With this in mind, I asked the Parliamentary Library to write a critical appraisal of the Summit projections, and some surprisingly obvious deficiencies in the model framework came to light. Those deficiencies would certainly diminish the supposed advantage in terms of output and employment enjoyed by the low wage growth scenario, and if corrected for, would possibly vary the rankings between the scenarios. It is not possible to go into every point made in the paper that the Parliamentary Library wrote on the projections document. But the most significant single weakness in the model is that the poor output- employment result of the high wage growth scenario is mainly the result of reduced fiscal stimulus consequent on people moving into higher tax brackets and paying a larger proportion of their incomes in tax. That is, the real, as opposed to nominal, tax rates are higher with high wage growth-a case of 'fiscal drag'. The net result is that real household disposable incomes are actually lower under the high wage growth scenario, with the obvious implications for aggregate demand.
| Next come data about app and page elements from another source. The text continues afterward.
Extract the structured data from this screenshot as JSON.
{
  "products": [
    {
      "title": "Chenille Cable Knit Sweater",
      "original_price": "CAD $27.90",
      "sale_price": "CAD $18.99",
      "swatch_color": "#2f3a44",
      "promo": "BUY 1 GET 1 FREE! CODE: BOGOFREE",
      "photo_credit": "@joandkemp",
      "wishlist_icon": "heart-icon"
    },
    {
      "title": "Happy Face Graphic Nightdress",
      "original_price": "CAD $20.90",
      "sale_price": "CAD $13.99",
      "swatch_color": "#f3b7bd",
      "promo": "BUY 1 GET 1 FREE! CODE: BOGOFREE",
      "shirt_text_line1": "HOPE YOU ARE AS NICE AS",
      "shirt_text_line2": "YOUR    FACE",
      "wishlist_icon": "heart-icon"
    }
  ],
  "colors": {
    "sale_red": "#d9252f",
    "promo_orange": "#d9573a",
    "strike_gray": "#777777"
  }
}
I seek leave, Mr Deputy Speaker, to have incorporated in Hansard a table showing real wages, salaries and supplements, cash benefits, household income, personal taxes, disposable household income, and consumption, under the three scenarios. The table is derived from Tables 1.6A, 1.6B, and 1.6C of the projections paper.


Mr DEPUTY SPEAKER (Mr Drummond) -Is leave granted?


Mr Hodgman —Yes.


Mr DEPUTY SPEAKER —Has the table been shown to Mr Speaker or to the Deputy Speaker?


Mr BALDWIN —No, Mr Deputy Speaker.


Mr DEPUTY SPEAKER —If it falls within the guidelines that Mr Speaker has laid down regarding incorporations it may be incorporated. It is usual to clear it with the Opposition and with the Speaker before incorporation in Hansard.

The table read as follows-

EC1183/54409

THE SUMMIT PROJECTIONS

Growth Rates (%) 1983-84

Pro- Pro- Pro-

jection A jection B jection C

Real Wages Salaries and Supplements -0.4 4.2 -1.9 Real Cash Benefits 9.5 3.7 10.0 Real Household Income 2.8 3.7 2.3 Real Personal Taxes 1.8 11.7 -0.8 Real Disposable Household Income 2.2 1.2 2.3 Real Consumption 1.1 0.5 1.3

Source: Derived from Tables 1.6A, 1.6B, 1.6C, Projections Paper.


Mr BALDWIN —The model supposedly presumes a neutral fiscal policy stance in the three scenarios. Yet it can be argued that the failure to offset the fiscal drag by an adjustment of the tax scale is itself a discretionary, not neutral, policy stance. This failure is justified in the projections document by the claim that the compensating fiscal stimulus 'would undoubtedly not translate into commensurately higher real activity, while it would add further to inflation'. This remains a highly contentious claim in economics. This kind of summary dismissal of a potential policy option is a serious deficiency in the projections paper. Along with a number of other deficiencies, it calls into question the real wage-unemployment trade-off that the three outcomes seem to imply. This Bill is a welcome move away from the thoroughly inequitable approach to income determination of the former Government and I commend the Bill to the House.